lovely muted colors, which is the best part of this film. The film is

adapted from the story, “The Legend of Sleepy Hollow,” by Washington

Irving. More heads roll than I care to mention, with large amounts of

blood spurting constantly and continually on almost every character. The

Headless Horseman is harder to down than Godzilla or the Terminator ever

were. All in all, it is a wild, creepy ride, classic Burton story

telling, with wit and clever diaglogue, but probably not for the


squeamish or faint of heart.

Strong on all levels

Dean Briggs of Glendale is an actor.

Director Tim Burton gives us a wonderfully rich visual style in

“Sleepy Hollow.” His dark humor is very welcome and his choice of actors

also benefits the movie. Just check out who plays the Headless Horseman.

Johnny Depp leads a good cast in a film that is strong on all levels.

The film isn’t without a few problems. The flashbacks of Johnny Depp, as

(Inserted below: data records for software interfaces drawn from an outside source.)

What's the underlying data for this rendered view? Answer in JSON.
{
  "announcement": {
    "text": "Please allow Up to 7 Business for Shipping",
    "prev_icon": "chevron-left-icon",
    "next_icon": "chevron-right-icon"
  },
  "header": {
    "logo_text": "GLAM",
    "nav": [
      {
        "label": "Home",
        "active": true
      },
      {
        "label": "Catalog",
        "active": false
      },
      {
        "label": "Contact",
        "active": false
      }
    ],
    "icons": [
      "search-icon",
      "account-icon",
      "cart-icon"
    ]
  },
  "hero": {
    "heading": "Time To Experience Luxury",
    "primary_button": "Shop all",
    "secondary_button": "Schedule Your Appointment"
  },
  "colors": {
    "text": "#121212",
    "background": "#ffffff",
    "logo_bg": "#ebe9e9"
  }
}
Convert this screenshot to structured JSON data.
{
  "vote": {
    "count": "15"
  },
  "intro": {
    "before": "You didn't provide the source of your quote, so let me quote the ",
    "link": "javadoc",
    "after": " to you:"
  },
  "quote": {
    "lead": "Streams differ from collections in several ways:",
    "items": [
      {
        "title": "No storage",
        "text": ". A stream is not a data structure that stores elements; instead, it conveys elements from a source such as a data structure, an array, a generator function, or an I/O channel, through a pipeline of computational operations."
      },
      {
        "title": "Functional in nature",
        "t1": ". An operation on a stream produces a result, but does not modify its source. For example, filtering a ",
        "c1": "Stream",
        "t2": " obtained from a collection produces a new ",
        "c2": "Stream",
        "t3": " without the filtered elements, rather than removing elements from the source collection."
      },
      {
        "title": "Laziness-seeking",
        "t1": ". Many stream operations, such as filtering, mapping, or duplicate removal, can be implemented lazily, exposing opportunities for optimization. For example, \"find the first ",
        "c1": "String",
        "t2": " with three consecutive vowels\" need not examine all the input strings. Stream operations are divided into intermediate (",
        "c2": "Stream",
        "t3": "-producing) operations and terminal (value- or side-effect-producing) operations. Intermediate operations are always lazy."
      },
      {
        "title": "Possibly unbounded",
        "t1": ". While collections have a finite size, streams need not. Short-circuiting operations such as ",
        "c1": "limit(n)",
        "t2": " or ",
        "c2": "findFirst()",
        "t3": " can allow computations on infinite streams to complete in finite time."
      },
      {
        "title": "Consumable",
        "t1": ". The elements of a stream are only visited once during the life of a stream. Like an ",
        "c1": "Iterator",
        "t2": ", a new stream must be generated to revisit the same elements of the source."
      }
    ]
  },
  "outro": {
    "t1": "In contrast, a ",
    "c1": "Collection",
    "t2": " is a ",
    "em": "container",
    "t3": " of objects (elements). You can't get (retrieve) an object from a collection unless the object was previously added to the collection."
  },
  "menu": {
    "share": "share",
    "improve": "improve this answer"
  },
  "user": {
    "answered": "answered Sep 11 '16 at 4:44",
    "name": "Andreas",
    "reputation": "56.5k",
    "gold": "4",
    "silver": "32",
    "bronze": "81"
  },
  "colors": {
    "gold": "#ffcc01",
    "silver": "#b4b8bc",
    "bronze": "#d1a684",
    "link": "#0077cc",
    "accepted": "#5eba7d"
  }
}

a young Ichabod Crane, and his mother need embellishment and clarity and

Christina Ricci is underused.

That nitpicking aside, however, this is a very good movie. The “R”

rating is for graphic violence and gore.

Bond movie has all the right moves

A winner in Bond tradition

Florence Ricchiazzi of Glendale and is a administrative assistant at

Glendale Community College.

Another James Bond adventure and the stories are still going strong. A

wealthy friend of M’s is killed; Bond is asked to keep the man’s daughter

safe; except Bond smells something funny and realizes that the daughter

is responsible for her father’s death and is calling all the shots with

the bad guys.

Bond, the man with the best toys in the world, and still the best

stunts ever screened, ends all the bloodshed as only Bond can -- shooting

out of a submarine missile silo. This one moves very quickly and is very

engaging. A definite winner in the tradition of 007.

Brosnan has gift to play 007

Mike Arvizu of La Crescenta is a student at Glendale Community College

and sound designer for the Glendale Theater Guild.

Pierce Brosnan took the big screen by storm this weekend with his

excellent portrayal of 007. Brosnan is among the few fine actors who have

the gift to portray 007 in a film that grossed more than $37 million for

its opening weekend. Three things make a classic James Bond film: clever

gadgets and... women. This film saw no absence of these. Between chases,

machine-gun fire, buildings blowing up, and well... women, there is a

plot that is sometimes difficult to follow. Though we sometimes know what

is going on, we get the feeling that there is more to the story than

meets the eye.

A sort of never-ending cleverness is apparent throughout, which makes

this a plus for Bond fans. An edge-of-the-seat thriller that never ends

to amaze you with its spectacular camera shots and special effects, this

Bond film will make your heart pound.